Ad nauseum for dozens of comments that end up with the original poster getting no real, helpful answer to their question.
To Be a Better Question Answerer
If someone asked you how to get to Springfield, would you just jump right in and start giving them directions? No. There are a few things that YOU need to know first.
Which Springfield do they want to go to?
Did you know that there are 41 different cities and towns in the U.S. alone with the name of Springfield. Before you assume that someone is asking about the place you are most familiar with, maybe you should ask them to share some specifics about where they want to go. (And you should probably make sure they don’t want to go to Springfield just because they heard about it on The Simpsons and didn’t realize that particular Springfield is not a real place.)
Where are they coming from?
When providing directions for how to get somewhere you need to know both the starting point and the ending point or you can’t possibly expect to help them successfully reach their destination. Before you jump in, ask clarifying questions so you understand where they are coming from.
Are they prepared with a mode of transportation?
Once you know where someone wants to go and where they are coming from, you also need to know more about their ability to get there. You could give them driving directions but what if they can’t drive? What if they can drive and they have a car but the car doesn’t have gas? Find out more about what they are working with before you send them on their way. Maybe the first set of instructions they really need is how to get to the local gas station. They are new. They don’t always know enough to know what to ask.
Were you able to connect the dots here between this analogy and questions that get asked in the family history community?
If you follow me around the genealogy Facebook groups at all, you know that I almost always ask clarifying questions before providing an answer. Let’s do more of that.
What are some examples of clarifying questions that you could ask the next time you want to comment on a Facebook post? Let me know in the comments below.
To Be a Better Question Asker
All of us were new at one point. And even those of us that aren’t new still get a little sloppy in our question asking from time to time. If you want to know how to get to your destination successfully, maybe provide a little more detail so you can get useful answers.
Which Springfield do you want to go to?
Where are you coming from?
What modes of transportation are available to you?
A better way to ask your question might look something like this:
I heard that there is a really great museum in Springfield, Illinois. I live just outside of Chicago, on the southside. I have all day Saturday to get there and back. But, I don’t have a car. Can anyone help provide me with information about what public transportation options are to get there and back and still have enough time to visit the museum?
With a post like that, the majority of the replies should be more useful to you. Now, how can you apply this analogy to asking good family history questions?
Want to practice asking good family history questions? Ask them in the comments below and I’ll reply with some pointers.
Oh, and here’s another couple of bonus tips. Always go back to your posts (the sooner the better) and answer any follow up questions people may have. And, don’t forget to say thank you for the help you receive.
If you ask better questions, you’ll get better answers.

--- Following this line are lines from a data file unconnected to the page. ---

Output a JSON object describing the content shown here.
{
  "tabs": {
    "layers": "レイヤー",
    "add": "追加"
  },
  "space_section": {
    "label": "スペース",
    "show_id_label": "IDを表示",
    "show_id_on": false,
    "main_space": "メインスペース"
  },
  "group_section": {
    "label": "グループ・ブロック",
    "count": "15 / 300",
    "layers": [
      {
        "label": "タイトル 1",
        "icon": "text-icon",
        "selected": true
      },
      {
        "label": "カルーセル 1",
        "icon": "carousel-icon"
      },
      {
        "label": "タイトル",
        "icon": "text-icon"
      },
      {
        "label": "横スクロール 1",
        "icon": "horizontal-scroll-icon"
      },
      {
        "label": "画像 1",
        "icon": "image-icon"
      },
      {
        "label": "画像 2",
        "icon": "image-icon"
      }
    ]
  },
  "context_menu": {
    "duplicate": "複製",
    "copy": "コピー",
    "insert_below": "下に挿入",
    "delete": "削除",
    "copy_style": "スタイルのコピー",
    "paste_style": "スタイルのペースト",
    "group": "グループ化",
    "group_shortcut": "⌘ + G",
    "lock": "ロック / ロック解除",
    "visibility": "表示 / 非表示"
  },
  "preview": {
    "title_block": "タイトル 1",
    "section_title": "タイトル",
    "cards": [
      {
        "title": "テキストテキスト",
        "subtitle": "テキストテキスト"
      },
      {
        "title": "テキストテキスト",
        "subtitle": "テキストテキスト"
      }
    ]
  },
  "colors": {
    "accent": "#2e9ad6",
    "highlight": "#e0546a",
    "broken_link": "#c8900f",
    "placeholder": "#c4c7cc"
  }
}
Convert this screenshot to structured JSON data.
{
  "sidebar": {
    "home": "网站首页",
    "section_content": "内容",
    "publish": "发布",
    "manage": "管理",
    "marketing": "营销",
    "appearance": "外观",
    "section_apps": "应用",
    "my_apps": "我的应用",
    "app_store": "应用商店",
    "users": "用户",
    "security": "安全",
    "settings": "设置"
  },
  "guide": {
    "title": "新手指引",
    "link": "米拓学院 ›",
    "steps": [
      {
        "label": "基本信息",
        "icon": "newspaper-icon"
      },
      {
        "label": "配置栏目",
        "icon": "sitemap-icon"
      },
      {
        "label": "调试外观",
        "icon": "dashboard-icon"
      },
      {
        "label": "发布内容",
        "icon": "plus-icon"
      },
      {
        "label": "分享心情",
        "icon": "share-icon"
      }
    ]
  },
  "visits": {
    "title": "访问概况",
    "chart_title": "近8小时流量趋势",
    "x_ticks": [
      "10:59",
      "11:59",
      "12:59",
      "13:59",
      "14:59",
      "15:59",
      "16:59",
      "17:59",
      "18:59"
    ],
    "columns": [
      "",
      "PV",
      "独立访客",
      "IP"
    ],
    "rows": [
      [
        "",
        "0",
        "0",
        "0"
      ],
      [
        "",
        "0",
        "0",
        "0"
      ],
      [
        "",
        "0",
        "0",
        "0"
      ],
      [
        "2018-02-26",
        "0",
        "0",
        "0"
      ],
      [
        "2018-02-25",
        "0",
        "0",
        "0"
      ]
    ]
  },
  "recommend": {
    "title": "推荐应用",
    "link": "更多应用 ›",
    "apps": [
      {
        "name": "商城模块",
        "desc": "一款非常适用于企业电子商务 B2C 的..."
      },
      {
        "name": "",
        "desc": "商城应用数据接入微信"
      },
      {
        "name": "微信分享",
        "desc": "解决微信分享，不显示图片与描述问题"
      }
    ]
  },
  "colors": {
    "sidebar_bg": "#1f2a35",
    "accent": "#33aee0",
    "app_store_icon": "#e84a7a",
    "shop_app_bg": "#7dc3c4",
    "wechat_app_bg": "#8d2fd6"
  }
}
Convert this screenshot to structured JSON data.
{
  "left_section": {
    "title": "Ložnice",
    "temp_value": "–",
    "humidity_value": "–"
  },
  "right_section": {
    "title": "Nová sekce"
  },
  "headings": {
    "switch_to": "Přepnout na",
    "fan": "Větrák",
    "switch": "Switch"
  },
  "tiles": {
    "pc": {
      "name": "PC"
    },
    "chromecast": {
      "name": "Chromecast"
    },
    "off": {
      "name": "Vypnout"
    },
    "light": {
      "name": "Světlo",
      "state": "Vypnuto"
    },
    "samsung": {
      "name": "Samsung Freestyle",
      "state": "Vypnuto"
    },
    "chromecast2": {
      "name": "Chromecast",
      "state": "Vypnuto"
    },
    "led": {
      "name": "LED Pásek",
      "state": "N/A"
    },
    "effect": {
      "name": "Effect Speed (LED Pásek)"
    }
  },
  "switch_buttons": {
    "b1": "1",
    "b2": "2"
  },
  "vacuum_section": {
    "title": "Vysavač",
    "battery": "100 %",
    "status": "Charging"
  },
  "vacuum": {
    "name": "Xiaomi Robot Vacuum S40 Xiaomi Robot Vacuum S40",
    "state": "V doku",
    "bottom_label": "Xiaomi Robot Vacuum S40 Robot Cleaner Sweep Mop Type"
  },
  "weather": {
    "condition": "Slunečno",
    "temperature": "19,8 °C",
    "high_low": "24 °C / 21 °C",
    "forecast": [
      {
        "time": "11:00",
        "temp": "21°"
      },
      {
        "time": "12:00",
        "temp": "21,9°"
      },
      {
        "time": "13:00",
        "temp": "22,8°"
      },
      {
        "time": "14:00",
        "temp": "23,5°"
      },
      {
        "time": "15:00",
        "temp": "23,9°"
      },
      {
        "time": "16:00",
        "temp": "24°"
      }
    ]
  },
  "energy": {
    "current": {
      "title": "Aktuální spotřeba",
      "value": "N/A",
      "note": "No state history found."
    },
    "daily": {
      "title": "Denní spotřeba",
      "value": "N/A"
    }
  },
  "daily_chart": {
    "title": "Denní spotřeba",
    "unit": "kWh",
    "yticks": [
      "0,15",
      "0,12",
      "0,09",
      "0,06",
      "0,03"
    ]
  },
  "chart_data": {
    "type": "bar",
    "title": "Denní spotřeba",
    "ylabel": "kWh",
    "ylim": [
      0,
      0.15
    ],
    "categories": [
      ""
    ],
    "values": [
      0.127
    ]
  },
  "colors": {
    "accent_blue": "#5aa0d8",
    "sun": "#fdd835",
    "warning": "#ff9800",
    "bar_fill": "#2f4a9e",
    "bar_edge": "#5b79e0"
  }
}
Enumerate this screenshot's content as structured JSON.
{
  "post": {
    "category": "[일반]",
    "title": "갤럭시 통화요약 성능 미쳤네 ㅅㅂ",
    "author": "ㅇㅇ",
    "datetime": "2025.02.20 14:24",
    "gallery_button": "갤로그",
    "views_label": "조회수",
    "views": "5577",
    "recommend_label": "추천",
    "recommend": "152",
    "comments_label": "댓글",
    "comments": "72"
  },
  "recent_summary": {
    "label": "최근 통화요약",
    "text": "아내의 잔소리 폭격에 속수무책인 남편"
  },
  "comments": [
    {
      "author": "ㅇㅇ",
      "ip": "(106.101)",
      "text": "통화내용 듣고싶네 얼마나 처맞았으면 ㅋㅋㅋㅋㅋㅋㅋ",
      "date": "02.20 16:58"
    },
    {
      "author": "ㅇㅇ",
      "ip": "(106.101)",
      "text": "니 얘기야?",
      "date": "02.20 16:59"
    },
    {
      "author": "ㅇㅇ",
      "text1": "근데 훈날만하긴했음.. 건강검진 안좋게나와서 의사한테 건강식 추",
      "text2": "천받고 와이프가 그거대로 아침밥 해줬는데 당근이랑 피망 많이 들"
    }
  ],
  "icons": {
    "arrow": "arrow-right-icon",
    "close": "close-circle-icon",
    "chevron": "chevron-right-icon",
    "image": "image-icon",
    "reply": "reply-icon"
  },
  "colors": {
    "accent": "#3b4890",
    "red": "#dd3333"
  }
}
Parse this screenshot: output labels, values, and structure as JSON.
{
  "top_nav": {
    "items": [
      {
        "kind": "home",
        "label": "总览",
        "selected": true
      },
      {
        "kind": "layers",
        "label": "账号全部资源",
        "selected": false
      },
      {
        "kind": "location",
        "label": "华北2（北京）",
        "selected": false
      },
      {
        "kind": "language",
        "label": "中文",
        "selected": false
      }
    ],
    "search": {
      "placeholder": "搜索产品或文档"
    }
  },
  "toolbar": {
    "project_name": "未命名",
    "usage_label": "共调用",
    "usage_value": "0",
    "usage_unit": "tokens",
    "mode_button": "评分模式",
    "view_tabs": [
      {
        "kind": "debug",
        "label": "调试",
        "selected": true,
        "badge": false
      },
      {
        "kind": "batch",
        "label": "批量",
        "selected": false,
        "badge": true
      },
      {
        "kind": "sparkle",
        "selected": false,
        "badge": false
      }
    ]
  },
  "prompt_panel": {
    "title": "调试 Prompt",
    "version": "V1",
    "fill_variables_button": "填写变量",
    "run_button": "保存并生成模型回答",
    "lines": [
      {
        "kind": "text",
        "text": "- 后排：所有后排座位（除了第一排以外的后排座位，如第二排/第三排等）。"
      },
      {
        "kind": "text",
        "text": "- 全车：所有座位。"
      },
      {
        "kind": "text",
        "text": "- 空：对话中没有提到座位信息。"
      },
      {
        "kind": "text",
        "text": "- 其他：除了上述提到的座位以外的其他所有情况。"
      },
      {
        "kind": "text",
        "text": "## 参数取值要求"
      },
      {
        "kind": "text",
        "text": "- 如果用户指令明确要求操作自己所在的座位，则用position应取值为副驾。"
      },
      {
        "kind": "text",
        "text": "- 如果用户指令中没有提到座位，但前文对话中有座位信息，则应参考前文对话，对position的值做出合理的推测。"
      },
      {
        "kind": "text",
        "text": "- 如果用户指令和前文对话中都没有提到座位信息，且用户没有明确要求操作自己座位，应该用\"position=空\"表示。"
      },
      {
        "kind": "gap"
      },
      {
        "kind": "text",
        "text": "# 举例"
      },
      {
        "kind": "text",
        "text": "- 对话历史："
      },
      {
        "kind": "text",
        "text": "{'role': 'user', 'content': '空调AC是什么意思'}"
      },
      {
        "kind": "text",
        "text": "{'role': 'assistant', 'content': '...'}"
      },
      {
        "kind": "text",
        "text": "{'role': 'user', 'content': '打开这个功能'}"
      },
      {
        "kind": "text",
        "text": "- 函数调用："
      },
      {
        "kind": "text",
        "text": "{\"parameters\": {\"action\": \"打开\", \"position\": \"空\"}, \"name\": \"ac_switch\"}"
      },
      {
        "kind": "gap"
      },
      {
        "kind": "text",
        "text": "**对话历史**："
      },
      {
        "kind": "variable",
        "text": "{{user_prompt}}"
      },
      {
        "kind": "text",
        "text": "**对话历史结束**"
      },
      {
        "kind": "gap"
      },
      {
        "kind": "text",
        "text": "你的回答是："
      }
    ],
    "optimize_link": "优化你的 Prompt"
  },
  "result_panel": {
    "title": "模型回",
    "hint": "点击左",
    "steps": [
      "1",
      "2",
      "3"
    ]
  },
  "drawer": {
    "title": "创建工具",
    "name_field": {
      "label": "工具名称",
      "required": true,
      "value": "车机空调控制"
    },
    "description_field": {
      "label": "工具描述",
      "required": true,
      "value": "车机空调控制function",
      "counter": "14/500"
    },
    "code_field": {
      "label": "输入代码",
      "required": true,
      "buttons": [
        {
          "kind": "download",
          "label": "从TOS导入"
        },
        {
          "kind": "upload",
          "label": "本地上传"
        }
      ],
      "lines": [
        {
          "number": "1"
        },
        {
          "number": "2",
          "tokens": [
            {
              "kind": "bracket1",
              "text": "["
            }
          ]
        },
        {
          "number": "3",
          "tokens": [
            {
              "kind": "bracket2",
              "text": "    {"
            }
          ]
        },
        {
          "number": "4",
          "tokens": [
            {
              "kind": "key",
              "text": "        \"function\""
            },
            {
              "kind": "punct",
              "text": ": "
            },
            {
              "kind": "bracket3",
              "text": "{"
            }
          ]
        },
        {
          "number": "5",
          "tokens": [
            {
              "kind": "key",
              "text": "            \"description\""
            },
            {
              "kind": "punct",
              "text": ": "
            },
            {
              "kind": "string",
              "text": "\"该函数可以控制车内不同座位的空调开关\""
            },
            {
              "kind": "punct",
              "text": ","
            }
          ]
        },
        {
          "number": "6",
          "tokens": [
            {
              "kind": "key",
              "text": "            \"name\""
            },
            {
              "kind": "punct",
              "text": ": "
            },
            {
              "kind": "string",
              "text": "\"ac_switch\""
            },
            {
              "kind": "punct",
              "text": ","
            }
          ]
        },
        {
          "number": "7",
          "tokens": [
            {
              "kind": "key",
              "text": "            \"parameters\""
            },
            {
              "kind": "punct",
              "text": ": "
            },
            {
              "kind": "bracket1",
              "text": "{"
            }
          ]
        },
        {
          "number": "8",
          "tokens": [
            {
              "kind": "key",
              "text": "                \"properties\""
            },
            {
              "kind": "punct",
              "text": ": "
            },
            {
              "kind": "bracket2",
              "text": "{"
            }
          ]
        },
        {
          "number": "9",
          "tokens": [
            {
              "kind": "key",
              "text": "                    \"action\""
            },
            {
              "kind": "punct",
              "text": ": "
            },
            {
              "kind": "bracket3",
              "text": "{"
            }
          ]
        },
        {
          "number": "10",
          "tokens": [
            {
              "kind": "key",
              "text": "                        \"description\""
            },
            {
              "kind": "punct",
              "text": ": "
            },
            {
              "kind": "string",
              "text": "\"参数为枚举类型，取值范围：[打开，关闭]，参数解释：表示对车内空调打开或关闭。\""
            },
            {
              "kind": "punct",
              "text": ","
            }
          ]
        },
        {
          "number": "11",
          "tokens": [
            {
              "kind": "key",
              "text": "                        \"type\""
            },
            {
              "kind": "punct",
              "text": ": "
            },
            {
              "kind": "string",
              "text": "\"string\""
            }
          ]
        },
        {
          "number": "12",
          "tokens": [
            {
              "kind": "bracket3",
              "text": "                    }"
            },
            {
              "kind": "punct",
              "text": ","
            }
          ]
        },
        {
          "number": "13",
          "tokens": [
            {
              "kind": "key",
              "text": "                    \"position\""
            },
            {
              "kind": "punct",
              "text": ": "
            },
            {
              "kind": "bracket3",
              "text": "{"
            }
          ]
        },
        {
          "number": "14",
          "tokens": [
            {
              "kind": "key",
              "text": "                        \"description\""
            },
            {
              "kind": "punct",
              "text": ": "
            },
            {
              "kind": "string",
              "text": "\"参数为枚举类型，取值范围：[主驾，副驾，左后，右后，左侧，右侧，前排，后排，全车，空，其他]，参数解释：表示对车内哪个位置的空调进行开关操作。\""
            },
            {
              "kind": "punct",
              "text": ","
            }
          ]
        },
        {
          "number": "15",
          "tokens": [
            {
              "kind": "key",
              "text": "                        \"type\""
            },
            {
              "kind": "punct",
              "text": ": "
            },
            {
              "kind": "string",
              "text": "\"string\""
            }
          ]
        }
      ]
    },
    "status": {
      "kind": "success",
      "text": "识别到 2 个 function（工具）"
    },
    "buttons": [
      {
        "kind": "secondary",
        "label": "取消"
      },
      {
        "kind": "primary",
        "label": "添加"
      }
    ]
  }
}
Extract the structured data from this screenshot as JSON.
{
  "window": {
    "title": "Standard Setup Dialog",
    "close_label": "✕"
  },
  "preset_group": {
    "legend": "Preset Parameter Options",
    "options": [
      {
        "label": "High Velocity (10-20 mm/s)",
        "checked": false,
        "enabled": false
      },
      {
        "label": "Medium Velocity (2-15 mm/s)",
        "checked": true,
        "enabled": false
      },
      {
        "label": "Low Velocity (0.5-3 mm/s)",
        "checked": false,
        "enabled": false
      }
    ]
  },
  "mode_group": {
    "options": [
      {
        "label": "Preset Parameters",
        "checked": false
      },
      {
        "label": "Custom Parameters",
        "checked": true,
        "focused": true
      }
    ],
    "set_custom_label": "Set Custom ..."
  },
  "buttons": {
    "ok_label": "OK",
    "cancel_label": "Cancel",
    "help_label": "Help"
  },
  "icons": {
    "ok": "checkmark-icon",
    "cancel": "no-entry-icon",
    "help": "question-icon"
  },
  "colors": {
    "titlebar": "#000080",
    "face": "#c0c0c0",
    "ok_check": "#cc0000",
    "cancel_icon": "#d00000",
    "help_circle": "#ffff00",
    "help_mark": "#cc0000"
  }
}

If the question asker doesn’t know any better, show a little grace and ask them some clarifying questions before making assumptions about what they are asking. Otherwise, you run the risk of confusing them.
Follow me on Instagram where I share examples of how to make our family history questions and answers a little better.